Aida Donald's Citizen Soldier: A Life of Harry S. Truman doesn't try to do too much. It doesn't have to. Truman has been the subject of several expansive biographies in the last few decades, most notably one by David McCullough. So it is to Ms. Donald's credit that Citizen Soldier checks in at 239 pages, excluding introduction, notes and acknowledgments.
The brevity of this biography serves Ms. Donald's aim of filling in a specific gap in Truman scholarship. She succeeds. Where Citizen Soldier differs from other Truman biographies is in Ms. Donald's admittance that she is more inclined to interpret Truman's life psychologically than other biographers of the president. What this means is not absolutely clear, but Ms. Donald has placed a special emphasis on her analysis of the Pickwick Papers, letters Truman wrote to himself during his ascension through the vile Kansas City political machine of the 1920s and '30s that have only recently been made available to the public. Ms. Donald wants to know how a man historically perceived to be full of unflappable dignity and goodness adopted such a Manichaean approach to politics.
Ultimately, says Ms. Donald, the Truman of the 1920s was a man torn between behaving ethically and having to be minimally corrupt. The historical record bears it out. The same Truman who turned a blind eye to thefts of $10,000, and even $1 million from the public treasury when he was a county judge was never suspected by anyone, even political enemies, of personally dipping into the public coffers or accepting a bribe. As Ms. Donald makes clear, Truman's consistently bare-bones living indicates that the man never got rich off politics until he started drawing the annual presidential salary of $75,000 per year. As late as 1940, Sen. Truman and his family were living in poverty, with his mother-in-law and daughter sharing a room in their two-bedroom Washington apartment. Harry rode the bus to work.
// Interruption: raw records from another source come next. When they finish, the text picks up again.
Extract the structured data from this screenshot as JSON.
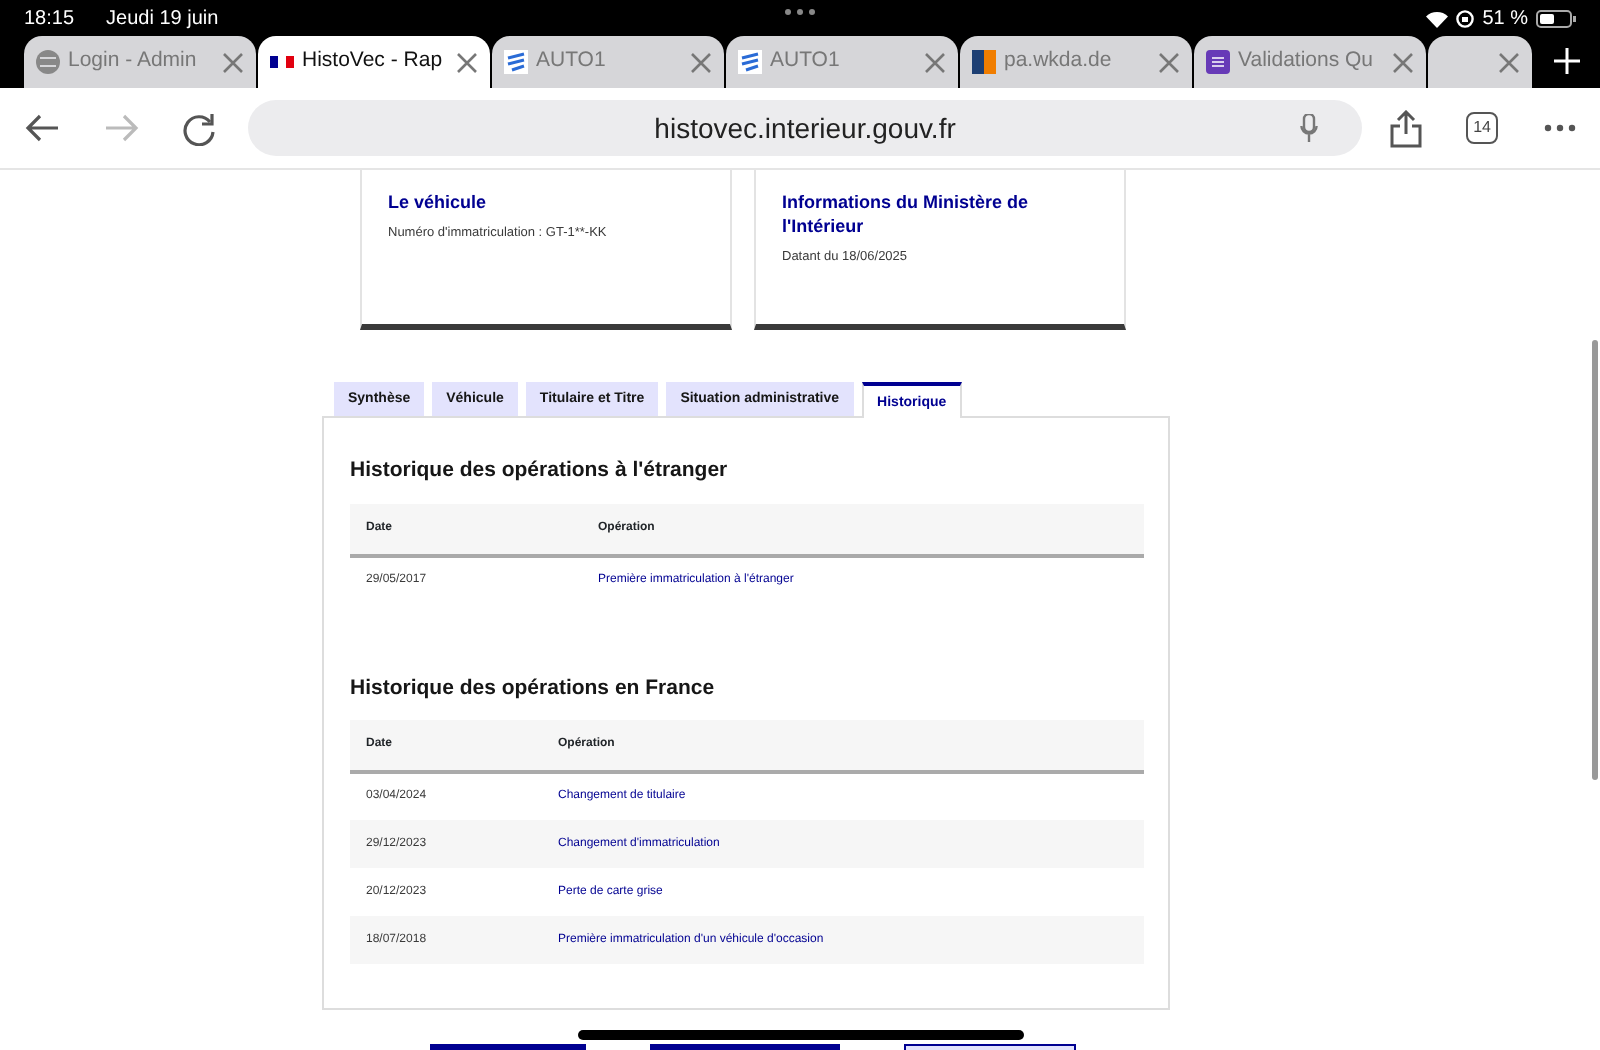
{
  "status_bar": {
    "time": "18:15",
    "date": "Jeudi 19 juin",
    "battery": "51 %"
  },
  "browser_tabs": [
    {
      "title": "Login - Admin",
      "kind": "globe",
      "selected": false
    },
    {
      "title": "HistoVec - Rap",
      "kind": "flag",
      "selected": true
    },
    {
      "title": "AUTO1",
      "kind": "auto",
      "selected": false
    },
    {
      "title": "AUTO1",
      "kind": "auto",
      "selected": false
    },
    {
      "title": "pa.wkda.de",
      "kind": "square",
      "selected": false
    },
    {
      "title": "Validations Qu",
      "kind": "form",
      "selected": false
    }
  ],
  "toolbar": {
    "url": "histovec.interieur.gouv.fr",
    "tab_count": "14",
    "forward_disabled": true
  },
  "cards": [
    {
      "title": "Le véhicule",
      "text": "Numéro d'immatriculation : GT-1**-KK"
    },
    {
      "title": "Informations du Ministère de l'Intérieur",
      "text": "Datant du 18/06/2025"
    }
  ],
  "page_tabs": [
    {
      "label": "Synthèse",
      "selected": false
    },
    {
      "label": "Véhicule",
      "selected": false
    },
    {
      "label": "Titulaire et Titre",
      "selected": false
    },
    {
      "label": "Situation administrative",
      "selected": false
    },
    {
      "label": "Historique",
      "selected": true
    }
  ],
  "sections": [
    {
      "title": "Historique des opérations à l'étranger",
      "columns": [
        "Date",
        "Opération"
      ],
      "rows": [
        {
          "date": "29/05/2017",
          "operation": "Première immatriculation à l'étranger"
        }
      ]
    },
    {
      "title": "Historique des opérations en France",
      "columns": [
        "Date",
        "Opération"
      ],
      "rows": [
        {
          "date": "03/04/2024",
          "operation": "Changement de titulaire"
        },
        {
          "date": "29/12/2023",
          "operation": "Changement d'immatriculation"
        },
        {
          "date": "20/12/2023",
          "operation": "Perte de carte grise"
        },
        {
          "date": "18/07/2018",
          "operation": "Première immatriculation d'un véhicule d'occasion"
        }
      ]
    }
  ]
}
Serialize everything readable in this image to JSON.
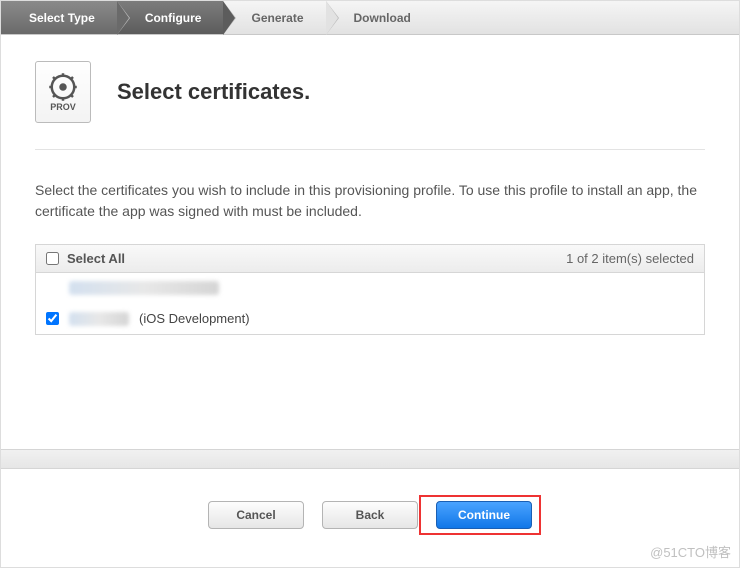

But even in exposing Truman's moral rationalizations, Ms. Donald doesn't undercut those aspects of Truman's life that have rightfully made him a symbol of everyman America. Ms. Donald unveils the origins of Truman's famous virtue in the course of the first 75 pages. A homespun product of the Missouri plains, Truman more Roman than Greek ) failed at farming, fought in World War I, dropped out of college, was perpetually in debt and endured numerous failures as a businessman, culminating in the disastrous operation of a men's …